Instructions to follow: Copy out each line featuring the string "text" from the entries beneath.

Dataset items
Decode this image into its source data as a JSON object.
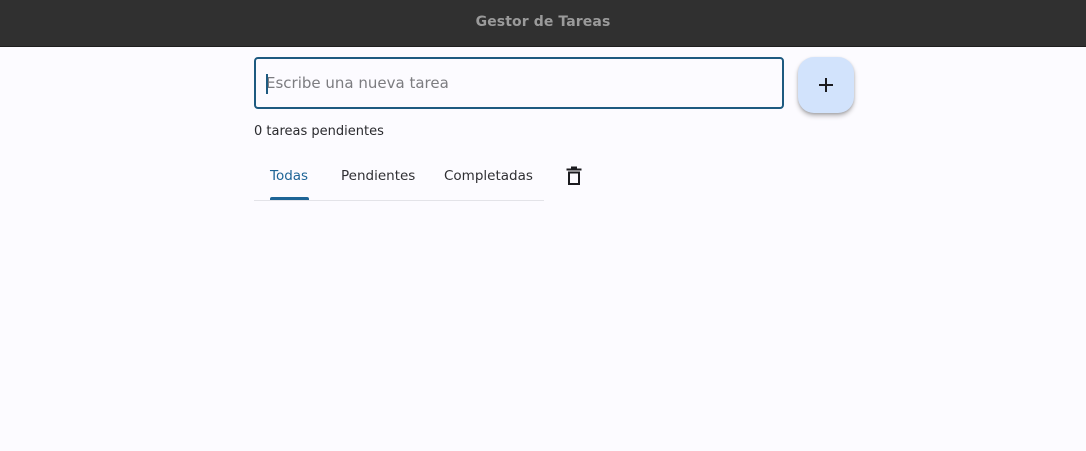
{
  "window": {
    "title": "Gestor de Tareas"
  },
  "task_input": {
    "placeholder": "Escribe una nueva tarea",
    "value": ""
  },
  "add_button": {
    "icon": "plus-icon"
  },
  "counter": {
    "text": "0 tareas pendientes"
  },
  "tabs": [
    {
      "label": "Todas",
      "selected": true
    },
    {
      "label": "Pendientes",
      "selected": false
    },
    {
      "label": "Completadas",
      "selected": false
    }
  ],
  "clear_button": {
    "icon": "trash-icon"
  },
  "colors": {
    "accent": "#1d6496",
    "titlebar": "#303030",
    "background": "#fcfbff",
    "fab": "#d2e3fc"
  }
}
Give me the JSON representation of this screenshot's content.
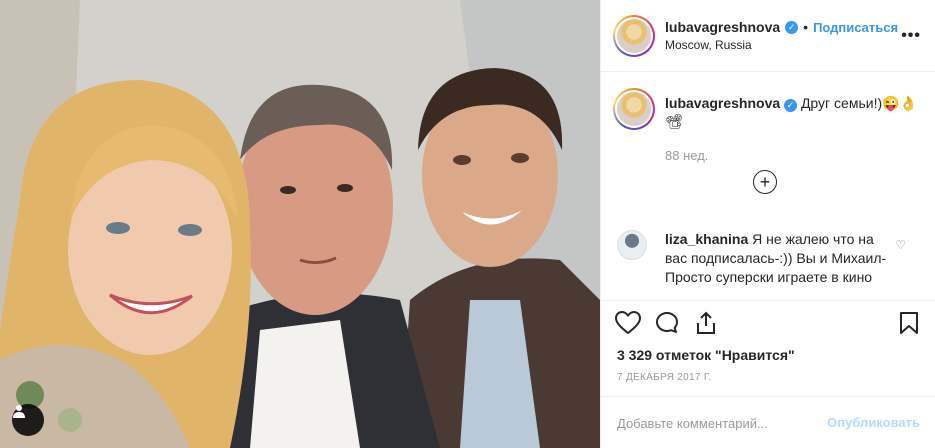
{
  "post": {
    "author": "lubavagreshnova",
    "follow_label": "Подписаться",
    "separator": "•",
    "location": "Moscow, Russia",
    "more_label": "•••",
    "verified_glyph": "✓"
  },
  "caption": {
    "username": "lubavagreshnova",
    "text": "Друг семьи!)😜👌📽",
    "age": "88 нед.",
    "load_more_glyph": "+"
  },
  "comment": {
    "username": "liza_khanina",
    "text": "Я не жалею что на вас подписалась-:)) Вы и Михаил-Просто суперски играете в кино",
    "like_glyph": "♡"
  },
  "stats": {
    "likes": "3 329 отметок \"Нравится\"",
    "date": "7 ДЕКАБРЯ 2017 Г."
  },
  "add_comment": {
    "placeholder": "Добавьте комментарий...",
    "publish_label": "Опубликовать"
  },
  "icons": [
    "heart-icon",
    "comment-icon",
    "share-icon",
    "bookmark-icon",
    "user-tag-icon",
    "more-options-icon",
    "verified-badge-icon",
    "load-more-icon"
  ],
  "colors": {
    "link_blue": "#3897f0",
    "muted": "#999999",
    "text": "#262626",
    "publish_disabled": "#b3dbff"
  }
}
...
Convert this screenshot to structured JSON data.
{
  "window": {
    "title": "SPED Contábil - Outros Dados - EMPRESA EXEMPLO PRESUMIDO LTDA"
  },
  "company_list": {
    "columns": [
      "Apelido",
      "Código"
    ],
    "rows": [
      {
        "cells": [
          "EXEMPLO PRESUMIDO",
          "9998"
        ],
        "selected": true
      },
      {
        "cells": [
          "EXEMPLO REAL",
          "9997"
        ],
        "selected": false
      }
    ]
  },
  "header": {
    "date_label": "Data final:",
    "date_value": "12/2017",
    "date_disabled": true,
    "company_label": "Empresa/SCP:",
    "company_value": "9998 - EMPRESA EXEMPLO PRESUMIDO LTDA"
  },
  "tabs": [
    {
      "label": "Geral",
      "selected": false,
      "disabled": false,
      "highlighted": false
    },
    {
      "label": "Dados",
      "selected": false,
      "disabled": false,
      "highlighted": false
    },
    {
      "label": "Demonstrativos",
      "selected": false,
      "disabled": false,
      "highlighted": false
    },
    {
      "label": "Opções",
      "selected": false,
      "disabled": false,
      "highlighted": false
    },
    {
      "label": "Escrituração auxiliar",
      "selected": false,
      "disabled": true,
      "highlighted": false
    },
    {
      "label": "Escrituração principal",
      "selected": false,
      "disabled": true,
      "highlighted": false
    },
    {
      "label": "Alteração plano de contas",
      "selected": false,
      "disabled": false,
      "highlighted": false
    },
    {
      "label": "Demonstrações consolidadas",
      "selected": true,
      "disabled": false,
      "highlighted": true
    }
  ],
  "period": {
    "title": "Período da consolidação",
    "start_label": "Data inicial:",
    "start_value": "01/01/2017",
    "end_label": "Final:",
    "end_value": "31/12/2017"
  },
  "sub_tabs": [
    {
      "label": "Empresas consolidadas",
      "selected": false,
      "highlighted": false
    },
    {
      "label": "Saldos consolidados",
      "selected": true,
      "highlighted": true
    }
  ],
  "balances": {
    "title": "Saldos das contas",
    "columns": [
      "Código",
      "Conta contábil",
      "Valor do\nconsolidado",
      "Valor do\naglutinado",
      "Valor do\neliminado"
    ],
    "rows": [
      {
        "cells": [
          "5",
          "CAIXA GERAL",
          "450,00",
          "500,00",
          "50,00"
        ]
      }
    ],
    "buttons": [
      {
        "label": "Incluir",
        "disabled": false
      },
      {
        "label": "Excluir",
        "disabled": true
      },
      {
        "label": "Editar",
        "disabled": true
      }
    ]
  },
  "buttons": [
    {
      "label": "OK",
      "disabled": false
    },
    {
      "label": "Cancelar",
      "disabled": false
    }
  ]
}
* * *
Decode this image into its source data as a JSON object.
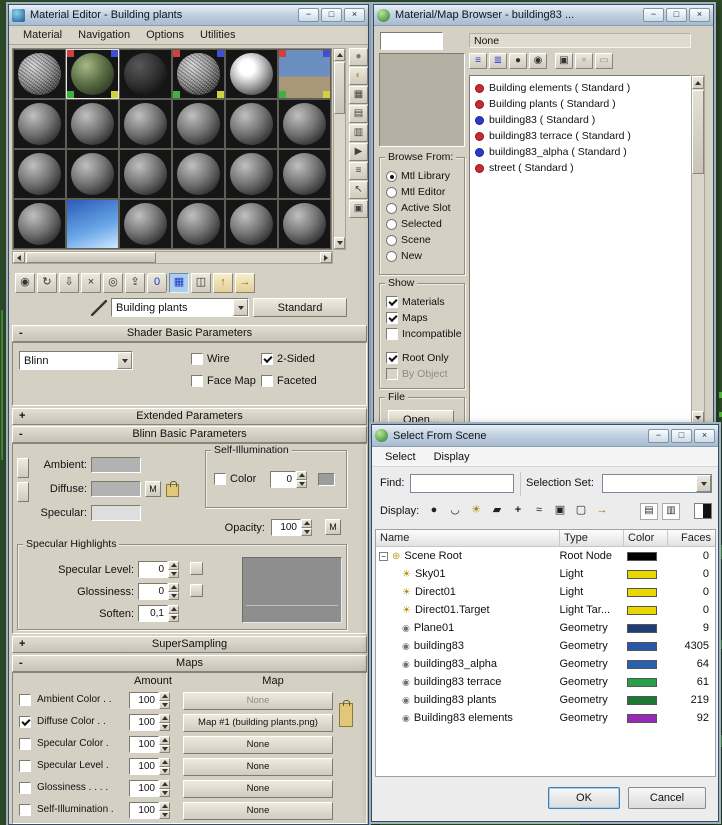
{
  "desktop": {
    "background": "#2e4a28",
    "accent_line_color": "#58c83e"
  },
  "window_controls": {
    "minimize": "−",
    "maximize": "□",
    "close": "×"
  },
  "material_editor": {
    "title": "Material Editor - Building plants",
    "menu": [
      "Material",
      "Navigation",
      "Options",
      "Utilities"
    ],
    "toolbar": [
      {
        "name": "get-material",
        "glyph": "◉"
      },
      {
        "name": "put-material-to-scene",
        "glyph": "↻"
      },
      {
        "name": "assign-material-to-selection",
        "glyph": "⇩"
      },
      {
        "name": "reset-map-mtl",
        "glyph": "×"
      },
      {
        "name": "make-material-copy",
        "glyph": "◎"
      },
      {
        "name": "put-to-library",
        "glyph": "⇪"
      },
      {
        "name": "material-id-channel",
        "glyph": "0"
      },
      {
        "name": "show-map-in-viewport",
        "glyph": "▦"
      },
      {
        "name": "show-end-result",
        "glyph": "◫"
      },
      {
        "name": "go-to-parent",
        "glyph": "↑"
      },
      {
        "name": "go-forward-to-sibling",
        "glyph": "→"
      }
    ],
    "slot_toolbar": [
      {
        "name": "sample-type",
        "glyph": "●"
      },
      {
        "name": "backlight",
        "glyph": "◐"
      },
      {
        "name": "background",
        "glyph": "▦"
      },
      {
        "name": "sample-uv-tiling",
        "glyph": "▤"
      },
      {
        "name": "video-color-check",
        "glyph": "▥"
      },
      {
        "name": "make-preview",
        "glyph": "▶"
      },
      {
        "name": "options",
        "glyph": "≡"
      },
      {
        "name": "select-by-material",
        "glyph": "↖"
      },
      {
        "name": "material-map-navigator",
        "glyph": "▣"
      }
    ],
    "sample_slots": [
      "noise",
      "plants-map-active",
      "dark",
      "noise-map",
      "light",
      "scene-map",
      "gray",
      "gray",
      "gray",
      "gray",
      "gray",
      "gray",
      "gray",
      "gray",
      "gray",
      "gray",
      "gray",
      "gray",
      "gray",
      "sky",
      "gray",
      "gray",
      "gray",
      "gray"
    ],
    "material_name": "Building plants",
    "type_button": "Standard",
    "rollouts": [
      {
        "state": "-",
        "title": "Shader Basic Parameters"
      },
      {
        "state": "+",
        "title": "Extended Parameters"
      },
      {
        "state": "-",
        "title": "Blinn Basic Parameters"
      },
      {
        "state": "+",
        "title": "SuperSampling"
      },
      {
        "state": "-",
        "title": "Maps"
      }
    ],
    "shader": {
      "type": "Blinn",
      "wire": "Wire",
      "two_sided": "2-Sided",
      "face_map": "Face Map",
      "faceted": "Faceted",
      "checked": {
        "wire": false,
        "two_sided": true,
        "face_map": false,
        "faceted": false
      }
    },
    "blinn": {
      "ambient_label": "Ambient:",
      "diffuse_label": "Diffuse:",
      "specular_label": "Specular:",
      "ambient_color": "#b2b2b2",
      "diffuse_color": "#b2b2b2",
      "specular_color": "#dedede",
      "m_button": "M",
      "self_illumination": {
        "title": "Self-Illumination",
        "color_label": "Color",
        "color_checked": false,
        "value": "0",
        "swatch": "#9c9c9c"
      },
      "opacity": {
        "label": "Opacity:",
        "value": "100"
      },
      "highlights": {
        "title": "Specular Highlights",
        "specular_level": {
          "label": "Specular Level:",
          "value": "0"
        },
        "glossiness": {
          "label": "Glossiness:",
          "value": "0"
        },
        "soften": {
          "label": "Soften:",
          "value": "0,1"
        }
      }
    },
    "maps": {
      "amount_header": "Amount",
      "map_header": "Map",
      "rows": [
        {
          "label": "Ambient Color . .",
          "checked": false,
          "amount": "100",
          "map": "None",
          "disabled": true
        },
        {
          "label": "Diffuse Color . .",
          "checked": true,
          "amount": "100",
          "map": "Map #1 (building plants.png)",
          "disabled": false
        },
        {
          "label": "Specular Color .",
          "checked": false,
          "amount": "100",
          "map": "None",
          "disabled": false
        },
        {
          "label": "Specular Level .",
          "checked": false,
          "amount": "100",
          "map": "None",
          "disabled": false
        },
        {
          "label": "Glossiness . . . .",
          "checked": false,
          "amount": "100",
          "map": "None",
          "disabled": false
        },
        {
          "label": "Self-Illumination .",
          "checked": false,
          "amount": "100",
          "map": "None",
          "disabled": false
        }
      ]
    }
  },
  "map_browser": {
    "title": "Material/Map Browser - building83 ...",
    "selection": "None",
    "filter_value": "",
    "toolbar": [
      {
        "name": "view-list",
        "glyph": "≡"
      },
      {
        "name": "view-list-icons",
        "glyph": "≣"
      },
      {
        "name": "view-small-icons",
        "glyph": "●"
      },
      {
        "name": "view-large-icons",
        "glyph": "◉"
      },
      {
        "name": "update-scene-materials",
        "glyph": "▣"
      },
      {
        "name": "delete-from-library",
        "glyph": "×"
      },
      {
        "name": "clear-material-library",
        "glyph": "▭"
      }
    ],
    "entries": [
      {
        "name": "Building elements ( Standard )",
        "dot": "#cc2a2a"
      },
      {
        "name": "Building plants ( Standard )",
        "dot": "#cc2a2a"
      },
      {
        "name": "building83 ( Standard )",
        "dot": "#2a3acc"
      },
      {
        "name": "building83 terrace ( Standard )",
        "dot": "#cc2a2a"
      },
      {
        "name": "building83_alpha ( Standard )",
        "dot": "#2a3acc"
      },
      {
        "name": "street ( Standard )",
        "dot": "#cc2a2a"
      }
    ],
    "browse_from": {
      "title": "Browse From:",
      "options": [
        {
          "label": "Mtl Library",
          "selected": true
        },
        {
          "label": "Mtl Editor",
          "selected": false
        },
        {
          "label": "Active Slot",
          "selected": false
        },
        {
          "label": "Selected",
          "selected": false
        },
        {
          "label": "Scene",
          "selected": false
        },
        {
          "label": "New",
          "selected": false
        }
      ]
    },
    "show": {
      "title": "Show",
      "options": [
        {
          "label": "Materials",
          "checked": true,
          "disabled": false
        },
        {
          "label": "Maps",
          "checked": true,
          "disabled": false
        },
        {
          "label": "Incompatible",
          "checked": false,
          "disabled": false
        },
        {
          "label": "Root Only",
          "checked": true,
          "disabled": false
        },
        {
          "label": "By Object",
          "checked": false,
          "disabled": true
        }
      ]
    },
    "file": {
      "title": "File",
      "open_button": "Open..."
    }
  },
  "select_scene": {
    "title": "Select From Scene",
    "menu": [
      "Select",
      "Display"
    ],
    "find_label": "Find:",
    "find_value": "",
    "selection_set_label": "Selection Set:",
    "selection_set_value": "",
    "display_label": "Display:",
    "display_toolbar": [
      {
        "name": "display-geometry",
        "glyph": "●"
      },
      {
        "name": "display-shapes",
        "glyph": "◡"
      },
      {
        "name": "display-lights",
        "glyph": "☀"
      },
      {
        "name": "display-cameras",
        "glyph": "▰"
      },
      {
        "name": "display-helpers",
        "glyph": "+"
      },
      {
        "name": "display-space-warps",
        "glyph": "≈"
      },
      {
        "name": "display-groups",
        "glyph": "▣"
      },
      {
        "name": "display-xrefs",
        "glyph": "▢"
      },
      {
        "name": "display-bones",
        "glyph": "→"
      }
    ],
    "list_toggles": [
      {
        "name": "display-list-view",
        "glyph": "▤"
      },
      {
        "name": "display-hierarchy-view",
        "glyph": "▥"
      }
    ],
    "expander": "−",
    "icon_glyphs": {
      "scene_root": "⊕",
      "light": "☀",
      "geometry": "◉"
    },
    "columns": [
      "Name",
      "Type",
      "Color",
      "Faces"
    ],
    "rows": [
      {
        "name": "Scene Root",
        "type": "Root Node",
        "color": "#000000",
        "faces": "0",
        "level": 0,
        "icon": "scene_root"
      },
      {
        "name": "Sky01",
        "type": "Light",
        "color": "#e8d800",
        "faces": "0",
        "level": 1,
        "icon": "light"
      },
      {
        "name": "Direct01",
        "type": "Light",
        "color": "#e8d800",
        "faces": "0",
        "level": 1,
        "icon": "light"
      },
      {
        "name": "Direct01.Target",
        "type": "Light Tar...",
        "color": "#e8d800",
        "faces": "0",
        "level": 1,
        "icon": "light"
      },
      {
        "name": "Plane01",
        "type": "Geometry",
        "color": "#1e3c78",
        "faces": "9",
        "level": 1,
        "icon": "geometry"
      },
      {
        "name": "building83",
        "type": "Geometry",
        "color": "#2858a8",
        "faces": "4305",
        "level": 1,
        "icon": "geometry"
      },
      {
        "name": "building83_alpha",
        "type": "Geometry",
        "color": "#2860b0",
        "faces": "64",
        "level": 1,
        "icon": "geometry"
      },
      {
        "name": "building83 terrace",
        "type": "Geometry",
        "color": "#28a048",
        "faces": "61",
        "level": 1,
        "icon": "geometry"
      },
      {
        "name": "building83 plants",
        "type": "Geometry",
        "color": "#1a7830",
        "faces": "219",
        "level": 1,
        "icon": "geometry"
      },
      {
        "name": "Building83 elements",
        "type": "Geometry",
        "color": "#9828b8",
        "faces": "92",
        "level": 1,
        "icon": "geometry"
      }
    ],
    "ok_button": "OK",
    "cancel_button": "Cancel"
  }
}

Exercise result:
    "text": "0 tareas pendientes"
    "text": "Друг семьи!)😜👌📽",
    "text": "Я не жалею что на вас подписалась-:)) Вы и Михаил-Просто суперски играете в кино",
    "text": "#262626",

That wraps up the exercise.